— HOW TO COMPLETE THIS TASK —
Copy out each record below, exactly as given.

— DATA PROVIDED —
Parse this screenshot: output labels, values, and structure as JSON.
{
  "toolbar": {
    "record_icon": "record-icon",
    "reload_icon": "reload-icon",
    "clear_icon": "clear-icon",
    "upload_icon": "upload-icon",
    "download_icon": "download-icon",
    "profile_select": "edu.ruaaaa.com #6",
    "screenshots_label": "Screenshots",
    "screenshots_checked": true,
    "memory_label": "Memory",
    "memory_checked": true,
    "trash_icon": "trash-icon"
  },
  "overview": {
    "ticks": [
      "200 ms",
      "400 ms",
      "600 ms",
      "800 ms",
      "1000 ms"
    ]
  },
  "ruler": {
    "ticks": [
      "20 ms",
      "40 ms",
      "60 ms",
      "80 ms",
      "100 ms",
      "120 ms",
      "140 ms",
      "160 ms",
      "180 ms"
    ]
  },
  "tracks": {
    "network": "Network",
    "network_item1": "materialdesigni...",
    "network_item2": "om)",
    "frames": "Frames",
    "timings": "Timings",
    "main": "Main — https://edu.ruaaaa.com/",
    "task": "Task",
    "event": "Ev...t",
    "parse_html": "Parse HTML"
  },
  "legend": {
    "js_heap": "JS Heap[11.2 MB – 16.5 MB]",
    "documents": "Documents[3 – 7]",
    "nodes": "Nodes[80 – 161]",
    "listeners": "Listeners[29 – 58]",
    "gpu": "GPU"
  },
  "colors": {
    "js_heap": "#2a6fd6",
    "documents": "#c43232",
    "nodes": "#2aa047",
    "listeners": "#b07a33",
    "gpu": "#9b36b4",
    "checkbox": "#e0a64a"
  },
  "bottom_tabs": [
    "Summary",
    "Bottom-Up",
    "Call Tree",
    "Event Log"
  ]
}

— COMPLETED TASK —
Parse this screenshot: output labels, values, and structure as JSON.
{
  "toolbar": {
    "record_icon": "record-icon",
    "reload_icon": "reload-icon",
    "clear_icon": "clear-icon",
    "upload_icon": "upload-icon",
    "download_icon": "download-icon",
    "profile_select": "edu.ruaaaa.com #6",
    "screenshots_label": "Screenshots",
    "screenshots_checked": true,
    "memory_label": "Memory",
    "memory_checked": true,
    "trash_icon": "trash-icon"
  },
  "overview": {
    "ticks": [
      "200 ms",
      "400 ms",
      "600 ms",
      "800 ms",
      "1000 ms"
    ]
  },
  "ruler": {
    "ticks": [
      "20 ms",
      "40 ms",
      "60 ms",
      "80 ms",
      "100 ms",
      "120 ms",
      "140 ms",
      "160 ms",
      "180 ms"
    ]
  },
  "tracks": {
    "network": "Network",
    "network_item1": "materialdesigni...",
    "network_item2": "om)",
    "frames": "Frames",
    "timings": "Timings",
    "main": "Main — https://edu.ruaaaa.com/",
    "task": "Task",
    "event": "Ev...t",
    "parse_html": "Parse HTML"
  },
  "legend": {
    "js_heap": "JS Heap[11.2 MB – 16.5 MB]",
    "documents": "Documents[3 – 7]",
    "nodes": "Nodes[80 – 161]",
    "listeners": "Listeners[29 – 58]",
    "gpu": "GPU"
  },
  "colors": {
    "js_heap": "#2a6fd6",
    "documents": "#c43232",
    "nodes": "#2aa047",
    "listeners": "#b07a33",
    "gpu": "#9b36b4",
    "checkbox": "#e0a64a"
  },
  "bottom_tabs": [
    "Summary",
    "Bottom-Up",
    "Call Tree",
    "Event Log"
  ]
}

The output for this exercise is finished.